are there any risks of the economy overheating?
- there are positive and negative signs in the economy
- behind our growth in China, there are issues
- in 2009, GNP was supported by investements (8%), consumption (9%) and exports (3%)
- if we look into the details of this growth, we find that there is too much public investment and not enough private investments.
- small businesses are still going through difficult times. The middle class, i.e. those who buy stuff, is still hit by the recession and consumption is still low.
Is China still an emerging country or a leading economic power now?
- China's potential is still great and we can develop that potential throughout the coming years
- internal modernization of China with regard to infrastructure and energy: the demand is huge with more than 800m citizens which need to be catered for
- Internet usage: we have now outstripped America
Is there business for us then?
- yes this is an opportunity for western counties too
Jacques Diouf, GM of UN's Food and Agriculture Organisation (FAO)
- we are out of the raw material speculation crisis but the situation is still impacted by weather conditions: drought in Africa, floods in Pakistan etc. Hence Wheat and Corn prices are way above what they should and used to be.
- however there are reasons for optimism: there are many opportunities with regard to getting new varieties of crops and in many developed countries are producing enough food to feed their population and export to poorer countries, in which local production of agricultural products does not cater for 80% of internal populations (hence requiring imports)
- there is still reason for optimism though, despite difficulties...

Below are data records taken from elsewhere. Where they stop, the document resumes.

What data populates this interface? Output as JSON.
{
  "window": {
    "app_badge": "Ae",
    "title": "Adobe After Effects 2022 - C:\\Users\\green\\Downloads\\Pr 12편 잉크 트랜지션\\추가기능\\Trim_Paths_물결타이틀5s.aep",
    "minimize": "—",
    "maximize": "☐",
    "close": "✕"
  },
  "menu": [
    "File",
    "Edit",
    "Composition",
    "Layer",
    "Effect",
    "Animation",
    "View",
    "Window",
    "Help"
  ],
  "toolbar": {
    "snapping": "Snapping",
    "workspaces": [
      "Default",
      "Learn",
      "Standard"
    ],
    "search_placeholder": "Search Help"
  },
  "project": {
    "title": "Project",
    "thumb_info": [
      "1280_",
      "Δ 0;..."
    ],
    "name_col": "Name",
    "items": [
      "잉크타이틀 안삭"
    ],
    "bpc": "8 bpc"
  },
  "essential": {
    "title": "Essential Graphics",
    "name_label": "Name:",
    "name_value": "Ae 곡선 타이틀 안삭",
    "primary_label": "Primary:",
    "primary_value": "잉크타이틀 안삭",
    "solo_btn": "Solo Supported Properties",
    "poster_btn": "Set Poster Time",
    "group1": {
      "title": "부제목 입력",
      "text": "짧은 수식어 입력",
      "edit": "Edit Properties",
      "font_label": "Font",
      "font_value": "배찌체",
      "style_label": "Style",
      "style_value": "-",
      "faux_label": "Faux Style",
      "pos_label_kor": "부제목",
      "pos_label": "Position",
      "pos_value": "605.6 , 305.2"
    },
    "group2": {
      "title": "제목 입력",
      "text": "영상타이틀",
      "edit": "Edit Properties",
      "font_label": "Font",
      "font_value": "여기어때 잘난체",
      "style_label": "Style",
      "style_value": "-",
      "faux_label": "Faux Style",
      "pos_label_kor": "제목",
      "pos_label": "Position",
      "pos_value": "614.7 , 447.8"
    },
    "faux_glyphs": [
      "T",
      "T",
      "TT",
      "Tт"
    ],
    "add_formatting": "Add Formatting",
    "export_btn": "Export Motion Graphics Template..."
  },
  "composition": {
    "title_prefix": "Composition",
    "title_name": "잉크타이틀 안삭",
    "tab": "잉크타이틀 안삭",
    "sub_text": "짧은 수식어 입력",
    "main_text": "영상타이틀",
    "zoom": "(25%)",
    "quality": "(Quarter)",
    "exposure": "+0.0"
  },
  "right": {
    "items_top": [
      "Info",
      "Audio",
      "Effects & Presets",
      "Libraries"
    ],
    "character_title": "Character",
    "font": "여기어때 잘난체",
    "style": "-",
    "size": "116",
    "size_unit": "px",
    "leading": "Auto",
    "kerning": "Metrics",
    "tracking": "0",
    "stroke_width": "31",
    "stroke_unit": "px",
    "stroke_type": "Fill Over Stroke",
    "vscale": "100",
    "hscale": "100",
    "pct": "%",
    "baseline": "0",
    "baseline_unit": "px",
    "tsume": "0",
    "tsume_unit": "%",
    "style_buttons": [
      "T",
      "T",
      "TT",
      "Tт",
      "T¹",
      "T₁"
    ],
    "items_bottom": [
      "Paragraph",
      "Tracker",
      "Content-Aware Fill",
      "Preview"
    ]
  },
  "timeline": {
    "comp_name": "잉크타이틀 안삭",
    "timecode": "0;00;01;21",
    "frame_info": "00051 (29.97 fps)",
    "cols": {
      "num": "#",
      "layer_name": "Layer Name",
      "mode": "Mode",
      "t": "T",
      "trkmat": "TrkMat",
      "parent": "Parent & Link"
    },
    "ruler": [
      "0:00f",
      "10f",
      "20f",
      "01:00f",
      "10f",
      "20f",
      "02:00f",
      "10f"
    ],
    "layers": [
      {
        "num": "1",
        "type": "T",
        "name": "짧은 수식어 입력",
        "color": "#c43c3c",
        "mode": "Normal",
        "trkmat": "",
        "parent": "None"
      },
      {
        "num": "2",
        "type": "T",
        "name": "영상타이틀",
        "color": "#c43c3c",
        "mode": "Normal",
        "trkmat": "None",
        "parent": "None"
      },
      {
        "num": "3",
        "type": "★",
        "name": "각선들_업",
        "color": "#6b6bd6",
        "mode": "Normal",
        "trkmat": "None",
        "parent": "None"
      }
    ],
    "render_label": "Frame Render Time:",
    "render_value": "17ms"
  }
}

I specialize in information systems, HighTech marketing and Web marketing. I am author and contributor to numerous books and the CEO of Visionary Marketing. As such, I contribute regularly on this blog for Orange Business Services account on cloud computing and cloud storage topics.